### Goal of the exercise
Word for word, repeat every record.

[Collection entries]
= = = = = = =
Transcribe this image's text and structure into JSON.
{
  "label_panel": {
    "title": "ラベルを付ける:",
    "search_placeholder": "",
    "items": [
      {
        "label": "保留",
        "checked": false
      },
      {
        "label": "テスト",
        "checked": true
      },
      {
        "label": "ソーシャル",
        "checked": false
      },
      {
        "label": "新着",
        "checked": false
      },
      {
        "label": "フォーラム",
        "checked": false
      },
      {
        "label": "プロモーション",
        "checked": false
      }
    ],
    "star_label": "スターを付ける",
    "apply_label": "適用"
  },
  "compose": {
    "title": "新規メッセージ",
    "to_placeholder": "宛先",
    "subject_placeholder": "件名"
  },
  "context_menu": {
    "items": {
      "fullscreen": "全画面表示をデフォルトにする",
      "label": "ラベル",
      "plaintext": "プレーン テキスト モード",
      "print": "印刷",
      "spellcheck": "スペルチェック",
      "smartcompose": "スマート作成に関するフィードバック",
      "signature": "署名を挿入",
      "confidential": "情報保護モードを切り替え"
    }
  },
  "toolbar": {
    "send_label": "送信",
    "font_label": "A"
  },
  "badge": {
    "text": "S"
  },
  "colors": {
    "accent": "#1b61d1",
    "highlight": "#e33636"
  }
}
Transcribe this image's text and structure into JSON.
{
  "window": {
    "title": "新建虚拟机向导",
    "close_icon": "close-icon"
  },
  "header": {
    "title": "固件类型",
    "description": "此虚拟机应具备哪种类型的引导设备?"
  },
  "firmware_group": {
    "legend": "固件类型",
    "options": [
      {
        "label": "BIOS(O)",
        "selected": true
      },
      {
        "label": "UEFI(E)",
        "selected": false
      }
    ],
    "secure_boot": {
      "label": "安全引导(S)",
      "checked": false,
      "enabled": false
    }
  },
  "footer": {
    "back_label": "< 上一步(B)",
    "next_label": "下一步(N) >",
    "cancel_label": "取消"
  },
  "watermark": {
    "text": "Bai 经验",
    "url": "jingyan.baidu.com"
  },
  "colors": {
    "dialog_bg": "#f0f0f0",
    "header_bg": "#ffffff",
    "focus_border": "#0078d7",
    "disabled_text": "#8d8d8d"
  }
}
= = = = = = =
### Answer box
Transcribe this image's text and structure into JSON.
{
  "label_panel": {
    "title": "ラベルを付ける:",
    "search_placeholder": "",
    "items": [
      {
        "label": "保留",
        "checked": false
      },
      {
        "label": "テスト",
        "checked": true
      },
      {
        "label": "ソーシャル",
        "checked": false
      },
      {
        "label": "新着",
        "checked": false
      },
      {
        "label": "フォーラム",
        "checked": false
      },
      {
        "label": "プロモーション",
        "checked": false
      }
    ],
    "star_label": "スターを付ける",
    "apply_label": "適用"
  },
  "compose": {
    "title": "新規メッセージ",
    "to_placeholder": "宛先",
    "subject_placeholder": "件名"
  },
  "context_menu": {
    "items": {
      "fullscreen": "全画面表示をデフォルトにする",
      "label": "ラベル",
      "plaintext": "プレーン テキスト モード",
      "print": "印刷",
      "spellcheck": "スペルチェック",
      "smartcompose": "スマート作成に関するフィードバック",
      "signature": "署名を挿入",
      "confidential": "情報保護モードを切り替え"
    }
  },
  "toolbar": {
    "send_label": "送信",
    "font_label": "A"
  },
  "badge": {
    "text": "S"
  },
  "colors": {
    "accent": "#1b61d1",
    "highlight": "#e33636"
  }
}
Transcribe this image's text and structure into JSON.
{
  "window": {
    "title": "新建虚拟机向导",
    "close_icon": "close-icon"
  },
  "header": {
    "title": "固件类型",
    "description": "此虚拟机应具备哪种类型的引导设备?"
  },
  "firmware_group": {
    "legend": "固件类型",
    "options": [
      {
        "label": "BIOS(O)",
        "selected": true
      },
      {
        "label": "UEFI(E)",
        "selected": false
      }
    ],
    "secure_boot": {
      "label": "安全引导(S)",
      "checked": false,
      "enabled": false
    }
  },
  "footer": {
    "back_label": "< 上一步(B)",
    "next_label": "下一步(N) >",
    "cancel_label": "取消"
  },
  "watermark": {
    "text": "Bai 经验",
    "url": "jingyan.baidu.com"
  },
  "colors": {
    "dialog_bg": "#f0f0f0",
    "header_bg": "#ffffff",
    "focus_border": "#0078d7",
    "disabled_text": "#8d8d8d"
  }
}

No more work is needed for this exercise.